# Extracted information:

━━━━

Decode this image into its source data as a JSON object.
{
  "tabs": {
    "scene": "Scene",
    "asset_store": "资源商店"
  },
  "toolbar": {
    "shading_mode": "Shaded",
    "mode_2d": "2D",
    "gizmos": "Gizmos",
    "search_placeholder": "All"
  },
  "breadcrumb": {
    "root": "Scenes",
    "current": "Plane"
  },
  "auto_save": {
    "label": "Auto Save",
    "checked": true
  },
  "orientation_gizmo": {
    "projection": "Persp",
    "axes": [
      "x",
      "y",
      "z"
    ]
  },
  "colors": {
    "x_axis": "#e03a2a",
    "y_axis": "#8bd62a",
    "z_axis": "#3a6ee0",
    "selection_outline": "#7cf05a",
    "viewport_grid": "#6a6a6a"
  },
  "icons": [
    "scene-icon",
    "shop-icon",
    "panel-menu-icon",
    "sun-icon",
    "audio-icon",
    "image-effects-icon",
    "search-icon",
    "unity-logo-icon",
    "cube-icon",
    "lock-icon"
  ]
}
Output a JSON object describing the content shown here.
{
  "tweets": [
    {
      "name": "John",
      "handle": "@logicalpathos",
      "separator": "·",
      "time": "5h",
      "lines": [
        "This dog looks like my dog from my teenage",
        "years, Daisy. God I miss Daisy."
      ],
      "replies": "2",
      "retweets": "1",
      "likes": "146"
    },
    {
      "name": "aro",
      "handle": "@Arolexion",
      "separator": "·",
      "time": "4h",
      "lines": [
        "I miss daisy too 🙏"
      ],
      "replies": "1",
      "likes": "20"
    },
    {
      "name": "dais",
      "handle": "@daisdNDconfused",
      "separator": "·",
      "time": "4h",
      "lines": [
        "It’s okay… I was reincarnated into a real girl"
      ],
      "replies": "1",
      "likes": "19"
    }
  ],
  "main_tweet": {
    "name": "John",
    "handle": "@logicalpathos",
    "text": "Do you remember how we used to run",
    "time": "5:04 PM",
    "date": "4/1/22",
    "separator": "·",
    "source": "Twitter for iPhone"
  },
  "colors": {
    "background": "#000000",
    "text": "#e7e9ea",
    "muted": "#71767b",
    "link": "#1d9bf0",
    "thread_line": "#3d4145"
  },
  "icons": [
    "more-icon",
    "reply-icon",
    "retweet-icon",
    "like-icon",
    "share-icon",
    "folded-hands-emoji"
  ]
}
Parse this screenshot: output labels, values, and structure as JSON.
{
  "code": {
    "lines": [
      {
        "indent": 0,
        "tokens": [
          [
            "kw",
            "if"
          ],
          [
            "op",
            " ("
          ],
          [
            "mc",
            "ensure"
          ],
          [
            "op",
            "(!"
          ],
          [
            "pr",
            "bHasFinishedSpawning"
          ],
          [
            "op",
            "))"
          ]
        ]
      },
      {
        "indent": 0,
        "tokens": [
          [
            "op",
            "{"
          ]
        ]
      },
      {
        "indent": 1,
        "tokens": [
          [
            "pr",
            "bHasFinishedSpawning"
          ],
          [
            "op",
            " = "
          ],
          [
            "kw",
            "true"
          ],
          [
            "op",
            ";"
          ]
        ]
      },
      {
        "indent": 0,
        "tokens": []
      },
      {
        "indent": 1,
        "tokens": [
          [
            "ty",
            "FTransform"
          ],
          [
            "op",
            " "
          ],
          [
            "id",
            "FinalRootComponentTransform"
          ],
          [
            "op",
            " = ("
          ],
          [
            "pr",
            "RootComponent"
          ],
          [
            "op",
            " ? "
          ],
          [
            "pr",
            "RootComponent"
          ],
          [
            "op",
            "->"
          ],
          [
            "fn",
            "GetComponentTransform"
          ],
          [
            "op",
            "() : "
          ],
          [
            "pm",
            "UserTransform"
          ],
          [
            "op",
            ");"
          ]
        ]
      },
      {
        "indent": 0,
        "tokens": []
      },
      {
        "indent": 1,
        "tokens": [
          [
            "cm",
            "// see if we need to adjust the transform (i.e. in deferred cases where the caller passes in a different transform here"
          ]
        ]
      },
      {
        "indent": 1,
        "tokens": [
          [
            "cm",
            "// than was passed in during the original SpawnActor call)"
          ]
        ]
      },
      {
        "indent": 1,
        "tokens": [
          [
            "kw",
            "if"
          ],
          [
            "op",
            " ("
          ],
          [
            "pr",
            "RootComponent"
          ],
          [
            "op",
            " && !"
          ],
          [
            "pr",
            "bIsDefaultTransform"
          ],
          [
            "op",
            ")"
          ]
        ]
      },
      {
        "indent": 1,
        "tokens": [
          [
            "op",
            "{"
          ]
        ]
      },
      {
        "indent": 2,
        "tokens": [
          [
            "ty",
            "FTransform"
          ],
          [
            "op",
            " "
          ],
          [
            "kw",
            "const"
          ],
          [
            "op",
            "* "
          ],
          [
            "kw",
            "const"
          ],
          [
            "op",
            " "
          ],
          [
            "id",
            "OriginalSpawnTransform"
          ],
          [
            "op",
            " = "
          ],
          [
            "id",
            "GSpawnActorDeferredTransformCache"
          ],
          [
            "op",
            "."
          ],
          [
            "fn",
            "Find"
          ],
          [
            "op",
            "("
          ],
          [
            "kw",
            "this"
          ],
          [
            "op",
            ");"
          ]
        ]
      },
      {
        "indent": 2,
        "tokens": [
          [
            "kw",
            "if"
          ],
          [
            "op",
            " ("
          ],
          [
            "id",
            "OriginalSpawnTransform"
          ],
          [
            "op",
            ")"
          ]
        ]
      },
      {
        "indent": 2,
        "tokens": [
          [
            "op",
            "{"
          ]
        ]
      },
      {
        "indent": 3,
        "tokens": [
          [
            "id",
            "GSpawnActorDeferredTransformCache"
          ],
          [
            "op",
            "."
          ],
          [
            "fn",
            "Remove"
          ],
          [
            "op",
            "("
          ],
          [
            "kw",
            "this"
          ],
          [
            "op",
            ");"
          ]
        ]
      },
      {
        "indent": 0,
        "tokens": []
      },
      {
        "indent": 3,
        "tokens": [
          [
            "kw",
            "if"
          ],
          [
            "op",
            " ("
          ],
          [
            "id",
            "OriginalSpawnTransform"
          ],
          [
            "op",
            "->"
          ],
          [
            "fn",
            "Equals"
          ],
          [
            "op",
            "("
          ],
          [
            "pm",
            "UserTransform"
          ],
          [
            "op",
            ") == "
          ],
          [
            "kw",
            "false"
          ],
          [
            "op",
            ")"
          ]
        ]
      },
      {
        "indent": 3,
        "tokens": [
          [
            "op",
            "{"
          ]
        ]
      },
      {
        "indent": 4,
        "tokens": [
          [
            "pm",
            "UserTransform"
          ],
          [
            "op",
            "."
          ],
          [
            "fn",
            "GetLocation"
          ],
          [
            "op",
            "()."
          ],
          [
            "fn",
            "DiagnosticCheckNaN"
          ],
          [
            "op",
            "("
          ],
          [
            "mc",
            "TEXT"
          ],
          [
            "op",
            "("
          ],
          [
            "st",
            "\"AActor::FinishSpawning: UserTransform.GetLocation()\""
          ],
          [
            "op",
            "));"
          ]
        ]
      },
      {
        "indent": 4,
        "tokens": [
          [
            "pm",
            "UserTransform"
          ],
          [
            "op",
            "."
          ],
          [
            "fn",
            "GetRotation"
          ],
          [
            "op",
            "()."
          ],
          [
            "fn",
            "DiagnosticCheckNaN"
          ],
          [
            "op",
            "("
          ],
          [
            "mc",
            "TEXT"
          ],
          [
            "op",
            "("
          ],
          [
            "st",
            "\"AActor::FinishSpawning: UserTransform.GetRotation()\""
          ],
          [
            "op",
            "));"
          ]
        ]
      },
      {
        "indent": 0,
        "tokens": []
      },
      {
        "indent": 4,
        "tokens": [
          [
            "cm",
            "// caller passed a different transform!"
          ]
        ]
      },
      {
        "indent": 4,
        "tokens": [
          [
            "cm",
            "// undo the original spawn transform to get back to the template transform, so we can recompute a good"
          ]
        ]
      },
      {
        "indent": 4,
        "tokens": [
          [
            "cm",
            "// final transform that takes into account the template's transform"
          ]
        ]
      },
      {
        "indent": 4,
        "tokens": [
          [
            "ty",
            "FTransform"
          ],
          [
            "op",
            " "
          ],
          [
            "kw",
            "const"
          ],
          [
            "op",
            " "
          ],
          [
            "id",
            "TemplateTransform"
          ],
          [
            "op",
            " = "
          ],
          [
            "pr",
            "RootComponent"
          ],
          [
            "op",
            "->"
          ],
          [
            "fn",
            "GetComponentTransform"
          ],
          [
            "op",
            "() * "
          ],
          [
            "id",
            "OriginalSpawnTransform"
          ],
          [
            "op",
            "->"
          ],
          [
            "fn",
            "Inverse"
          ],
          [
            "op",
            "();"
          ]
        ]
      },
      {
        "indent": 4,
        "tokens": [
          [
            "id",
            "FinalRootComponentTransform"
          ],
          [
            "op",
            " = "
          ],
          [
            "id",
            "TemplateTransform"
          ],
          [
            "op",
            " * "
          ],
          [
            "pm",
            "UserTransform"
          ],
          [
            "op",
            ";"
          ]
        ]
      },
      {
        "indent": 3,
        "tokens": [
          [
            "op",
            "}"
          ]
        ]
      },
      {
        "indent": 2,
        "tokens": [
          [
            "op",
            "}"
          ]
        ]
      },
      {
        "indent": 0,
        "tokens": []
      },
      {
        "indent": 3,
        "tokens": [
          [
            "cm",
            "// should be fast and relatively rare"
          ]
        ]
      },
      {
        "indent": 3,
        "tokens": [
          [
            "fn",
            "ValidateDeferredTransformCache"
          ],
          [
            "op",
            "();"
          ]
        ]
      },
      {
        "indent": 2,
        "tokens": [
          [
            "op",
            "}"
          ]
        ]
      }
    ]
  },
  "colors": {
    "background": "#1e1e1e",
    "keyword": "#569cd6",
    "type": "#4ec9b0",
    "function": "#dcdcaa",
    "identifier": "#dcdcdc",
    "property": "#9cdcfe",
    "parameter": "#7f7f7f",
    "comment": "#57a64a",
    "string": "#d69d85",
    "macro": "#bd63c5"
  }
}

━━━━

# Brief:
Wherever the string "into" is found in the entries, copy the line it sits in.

# Answer area:
Decode this image into its source data as a JSON object.
        "It’s okay… I was reincarnated into a real girl"
            "// final transform that takes into account the template's transform"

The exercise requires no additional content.